In what could be a landmark move towards ease of doing business for startup investors that could slingshot investments into Indian startups, the Standing Committee on Finance chaired by BJP leader Jayant Sinha has “strongly recommended” to the Centre to abolish tax on Long Term Capital Gains (LTCG) for all investments in startups. In a report submitted to the Lok Sabha speaker last week, the committee said that investments made by angel funds, alternative investment funds, investment LLPs should be exempted from taxation of LTCG for at least the next two years to boost investments during the Covid pandemic. “After this 2 year period, the Securities Transaction Tax (STT) may be applied to CIVs so that revenue neutrality is maintained,” the report added.
It is something that industry had wanted for a very long time and is very critical because investments in stock markets don’t create new jobs and business and doesn’t add value whereas startups are what India needs. In Covid, startups had come up with all the solutions. So if we encourage domestic investments to go to startups and not just trading, stocks and shares, it would be much more valuable to the country. The downside is very little,” Saurabh Srivastava, Chairman, Indian Angel Network told Financial Express Online.
According to the industry representatives, there has been a disparity between LTCG taxation of foreign versus and domestic investors. While LTCG earned by foreign investors in private businesses are levied 10 per cent tax, domestic venture capital and private equity investors are taxed at 20 per cent with “an enhanced surcharge of 37 per cent.”
“As per industry representatives the complex tax regime dampens the enthusiasm of investors in the PE/VC fund space eyeing Indian investments and there is a need to
incentivise large PE/VC funds to invest in the private sector and provide the necessary capital to cash crunched companies,” the committee said.
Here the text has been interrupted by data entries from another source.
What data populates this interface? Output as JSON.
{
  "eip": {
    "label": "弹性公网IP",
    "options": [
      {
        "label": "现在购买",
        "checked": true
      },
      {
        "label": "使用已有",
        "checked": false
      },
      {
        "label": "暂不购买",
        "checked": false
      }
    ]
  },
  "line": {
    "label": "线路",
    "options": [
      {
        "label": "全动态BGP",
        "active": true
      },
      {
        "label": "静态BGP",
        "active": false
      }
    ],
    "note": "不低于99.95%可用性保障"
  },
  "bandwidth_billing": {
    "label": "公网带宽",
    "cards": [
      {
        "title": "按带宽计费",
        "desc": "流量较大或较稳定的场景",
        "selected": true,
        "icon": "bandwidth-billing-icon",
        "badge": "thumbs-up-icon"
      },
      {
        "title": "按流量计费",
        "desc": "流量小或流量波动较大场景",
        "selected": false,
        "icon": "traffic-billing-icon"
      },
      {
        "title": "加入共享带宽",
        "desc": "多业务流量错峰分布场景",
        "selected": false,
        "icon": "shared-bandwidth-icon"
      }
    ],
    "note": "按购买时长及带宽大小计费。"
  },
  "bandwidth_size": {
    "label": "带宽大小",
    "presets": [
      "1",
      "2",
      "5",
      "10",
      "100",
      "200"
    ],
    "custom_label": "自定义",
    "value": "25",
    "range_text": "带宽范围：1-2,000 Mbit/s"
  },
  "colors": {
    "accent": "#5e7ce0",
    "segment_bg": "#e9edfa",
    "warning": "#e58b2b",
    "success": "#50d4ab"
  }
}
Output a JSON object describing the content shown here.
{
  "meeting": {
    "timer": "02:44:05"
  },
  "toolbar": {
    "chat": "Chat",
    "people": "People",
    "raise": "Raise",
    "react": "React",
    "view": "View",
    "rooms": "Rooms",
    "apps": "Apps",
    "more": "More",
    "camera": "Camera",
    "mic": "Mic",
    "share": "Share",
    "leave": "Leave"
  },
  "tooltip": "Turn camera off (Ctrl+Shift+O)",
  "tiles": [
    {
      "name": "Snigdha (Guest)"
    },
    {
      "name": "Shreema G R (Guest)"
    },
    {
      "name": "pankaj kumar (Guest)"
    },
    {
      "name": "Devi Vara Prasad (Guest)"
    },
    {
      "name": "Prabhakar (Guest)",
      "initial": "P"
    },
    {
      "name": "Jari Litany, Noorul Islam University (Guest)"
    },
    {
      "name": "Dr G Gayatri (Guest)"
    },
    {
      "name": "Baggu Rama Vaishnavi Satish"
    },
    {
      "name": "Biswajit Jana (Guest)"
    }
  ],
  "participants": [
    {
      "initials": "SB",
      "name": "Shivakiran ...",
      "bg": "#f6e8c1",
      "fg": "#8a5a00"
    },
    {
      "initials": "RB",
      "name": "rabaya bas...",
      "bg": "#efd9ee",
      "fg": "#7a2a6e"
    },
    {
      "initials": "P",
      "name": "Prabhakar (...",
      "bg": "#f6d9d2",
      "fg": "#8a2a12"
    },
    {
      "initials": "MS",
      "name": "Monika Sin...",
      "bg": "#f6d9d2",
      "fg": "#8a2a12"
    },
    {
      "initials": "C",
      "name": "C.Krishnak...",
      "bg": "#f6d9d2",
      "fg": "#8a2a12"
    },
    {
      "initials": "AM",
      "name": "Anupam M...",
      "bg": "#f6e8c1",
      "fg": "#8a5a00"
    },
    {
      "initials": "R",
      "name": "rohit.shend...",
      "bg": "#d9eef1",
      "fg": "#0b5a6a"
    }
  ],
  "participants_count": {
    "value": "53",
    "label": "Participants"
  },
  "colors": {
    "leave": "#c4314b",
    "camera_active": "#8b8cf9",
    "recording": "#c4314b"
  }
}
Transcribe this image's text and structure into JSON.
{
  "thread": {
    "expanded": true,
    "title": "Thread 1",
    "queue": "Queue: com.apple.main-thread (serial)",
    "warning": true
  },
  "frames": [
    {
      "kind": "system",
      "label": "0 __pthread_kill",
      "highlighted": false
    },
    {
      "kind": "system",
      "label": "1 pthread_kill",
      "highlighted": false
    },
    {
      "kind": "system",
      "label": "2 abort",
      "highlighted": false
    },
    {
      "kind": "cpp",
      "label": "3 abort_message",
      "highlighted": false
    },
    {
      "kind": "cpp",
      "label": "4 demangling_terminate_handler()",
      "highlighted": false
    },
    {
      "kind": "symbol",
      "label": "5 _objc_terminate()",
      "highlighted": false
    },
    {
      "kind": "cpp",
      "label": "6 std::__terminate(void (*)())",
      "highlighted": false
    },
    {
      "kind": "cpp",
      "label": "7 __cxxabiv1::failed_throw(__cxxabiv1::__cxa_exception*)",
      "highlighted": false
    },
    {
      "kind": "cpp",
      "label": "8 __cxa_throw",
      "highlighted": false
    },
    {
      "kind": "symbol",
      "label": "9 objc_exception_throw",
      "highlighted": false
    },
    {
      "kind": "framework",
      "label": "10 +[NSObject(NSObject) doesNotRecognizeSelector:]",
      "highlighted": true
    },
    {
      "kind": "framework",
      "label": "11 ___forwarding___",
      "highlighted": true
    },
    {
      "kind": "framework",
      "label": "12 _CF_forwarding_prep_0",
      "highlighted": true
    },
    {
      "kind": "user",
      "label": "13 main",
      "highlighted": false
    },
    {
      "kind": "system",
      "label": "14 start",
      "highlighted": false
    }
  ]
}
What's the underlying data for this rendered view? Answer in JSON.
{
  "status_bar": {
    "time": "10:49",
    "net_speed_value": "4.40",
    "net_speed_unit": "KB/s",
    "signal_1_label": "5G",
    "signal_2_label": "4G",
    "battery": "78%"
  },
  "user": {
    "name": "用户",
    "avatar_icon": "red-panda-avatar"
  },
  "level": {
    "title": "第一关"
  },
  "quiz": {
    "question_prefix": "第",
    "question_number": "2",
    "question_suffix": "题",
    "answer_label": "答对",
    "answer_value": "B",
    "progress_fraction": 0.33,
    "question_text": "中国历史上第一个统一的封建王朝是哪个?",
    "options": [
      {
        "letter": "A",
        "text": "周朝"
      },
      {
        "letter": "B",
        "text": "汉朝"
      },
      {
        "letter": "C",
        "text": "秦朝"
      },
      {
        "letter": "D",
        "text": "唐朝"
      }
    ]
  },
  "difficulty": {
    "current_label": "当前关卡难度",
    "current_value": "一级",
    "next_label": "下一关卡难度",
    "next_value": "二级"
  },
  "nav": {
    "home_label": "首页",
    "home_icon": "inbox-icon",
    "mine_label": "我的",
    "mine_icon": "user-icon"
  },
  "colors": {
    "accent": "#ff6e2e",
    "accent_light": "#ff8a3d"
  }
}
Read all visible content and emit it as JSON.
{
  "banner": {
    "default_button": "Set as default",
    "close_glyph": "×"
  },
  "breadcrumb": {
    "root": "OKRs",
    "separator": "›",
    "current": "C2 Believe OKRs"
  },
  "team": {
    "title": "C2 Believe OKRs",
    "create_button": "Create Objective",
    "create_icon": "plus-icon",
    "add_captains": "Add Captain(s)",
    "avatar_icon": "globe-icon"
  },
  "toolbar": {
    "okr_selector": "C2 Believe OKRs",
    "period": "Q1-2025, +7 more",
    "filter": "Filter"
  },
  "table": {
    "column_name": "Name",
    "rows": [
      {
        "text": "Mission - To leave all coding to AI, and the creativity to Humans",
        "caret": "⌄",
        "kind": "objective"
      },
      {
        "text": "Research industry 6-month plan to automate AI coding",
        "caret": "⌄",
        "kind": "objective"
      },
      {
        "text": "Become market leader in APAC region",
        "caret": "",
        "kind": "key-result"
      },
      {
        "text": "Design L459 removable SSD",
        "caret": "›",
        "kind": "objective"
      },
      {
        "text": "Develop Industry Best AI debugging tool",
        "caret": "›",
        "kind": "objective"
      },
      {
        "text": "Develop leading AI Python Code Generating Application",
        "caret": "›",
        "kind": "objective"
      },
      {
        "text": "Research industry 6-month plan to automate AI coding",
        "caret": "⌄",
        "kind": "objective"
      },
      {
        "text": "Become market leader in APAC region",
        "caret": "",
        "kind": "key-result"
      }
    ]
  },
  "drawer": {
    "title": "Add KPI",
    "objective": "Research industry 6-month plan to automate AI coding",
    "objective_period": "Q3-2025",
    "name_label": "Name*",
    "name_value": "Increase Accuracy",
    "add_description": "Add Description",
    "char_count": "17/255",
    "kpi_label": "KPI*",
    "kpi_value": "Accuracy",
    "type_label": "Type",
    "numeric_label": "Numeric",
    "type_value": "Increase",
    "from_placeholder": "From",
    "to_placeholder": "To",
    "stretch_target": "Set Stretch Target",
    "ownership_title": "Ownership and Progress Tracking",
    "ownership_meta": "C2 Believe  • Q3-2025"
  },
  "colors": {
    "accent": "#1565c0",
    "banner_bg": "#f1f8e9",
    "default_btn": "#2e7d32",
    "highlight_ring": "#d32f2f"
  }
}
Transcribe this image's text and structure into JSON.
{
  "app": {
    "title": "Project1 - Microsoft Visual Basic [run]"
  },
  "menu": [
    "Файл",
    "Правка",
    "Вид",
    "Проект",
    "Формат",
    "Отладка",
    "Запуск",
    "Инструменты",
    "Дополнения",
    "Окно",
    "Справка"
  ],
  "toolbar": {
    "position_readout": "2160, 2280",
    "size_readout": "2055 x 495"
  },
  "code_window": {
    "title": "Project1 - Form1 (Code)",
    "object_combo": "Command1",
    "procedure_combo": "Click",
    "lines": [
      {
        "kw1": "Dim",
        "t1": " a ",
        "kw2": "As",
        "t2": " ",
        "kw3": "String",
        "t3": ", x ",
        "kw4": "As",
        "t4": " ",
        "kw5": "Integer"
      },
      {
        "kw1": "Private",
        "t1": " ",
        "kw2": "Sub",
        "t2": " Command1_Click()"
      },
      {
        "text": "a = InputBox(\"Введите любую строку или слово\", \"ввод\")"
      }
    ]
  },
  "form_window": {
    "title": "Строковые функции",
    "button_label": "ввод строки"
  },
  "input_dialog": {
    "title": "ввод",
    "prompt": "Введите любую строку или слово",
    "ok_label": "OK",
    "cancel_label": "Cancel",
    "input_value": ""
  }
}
Drawing comparisons with other startup ecosystems, it added that Singapore, the US, the UK and other EU countries do not tax capital gains earned by foreign investors.
In order to reduce Indian startups’ dependence on the US and Chinese investors for funding needs, the committee opined requirement for multiple large domestic funds powered by domestic capital to support India’s growth in the number of unicorns. “Committee is of the opinion that SIDBI Fund-of-Funds vehicle should be expanded and fully operationalised/utilised to play an anchor investment role. SIDBI should play a pivotal role in disbursing more funds that would help startups and unicorns to scale up significantly.”
The Fund of Funds, which was established in January 2016 with a corpus of Rs 10,000 crore had committed Rs 3123.20 crore to 47 SEBI registered Alternative Investment Funds (AIFs) as on November 21, 2019. These AIFs had raised a corpus fund of Rs 25,728 crore while Rs 695.94 crore has been drawn from the FFS. Rs 2,669.83 crore were invested into 279 startups.
“There will be more private funds that will come up and SIDBI will have the option to invest. Also, overseas funds, corporates, family offices, angels, everybody will get interested,” added Srivastava.
Among other suggestions made by the committee to boost startup investments were:
- Large financial institutions in India should be encouraged to channelise a proportion of their investible surplus into domestic funds which would bring in much-needed
additional domestic capital for startup investments.
- SEBI should allow VC funds to invest in NBFCs to help enhance their capital base.
- AIFs should be allowed to list on capital markets in order to create a permanent source of capital for the startup ecosystem.
- Sectors in which foreign VCs are allowed to invest should be expanded to sectors
where FDI is permitted as “this route provides a flexible investment framework and hence will be able to attract significant capital in the economy,” the committee said.
- In order to enhance the number of sources for startup funding, companies and LLPs should be allowed to invest in startups without being classified as NBFCs by the RBI. “This can be done by allowing only debt-free companies and LLPs to be kept out of the NBFC designation,” the committee added.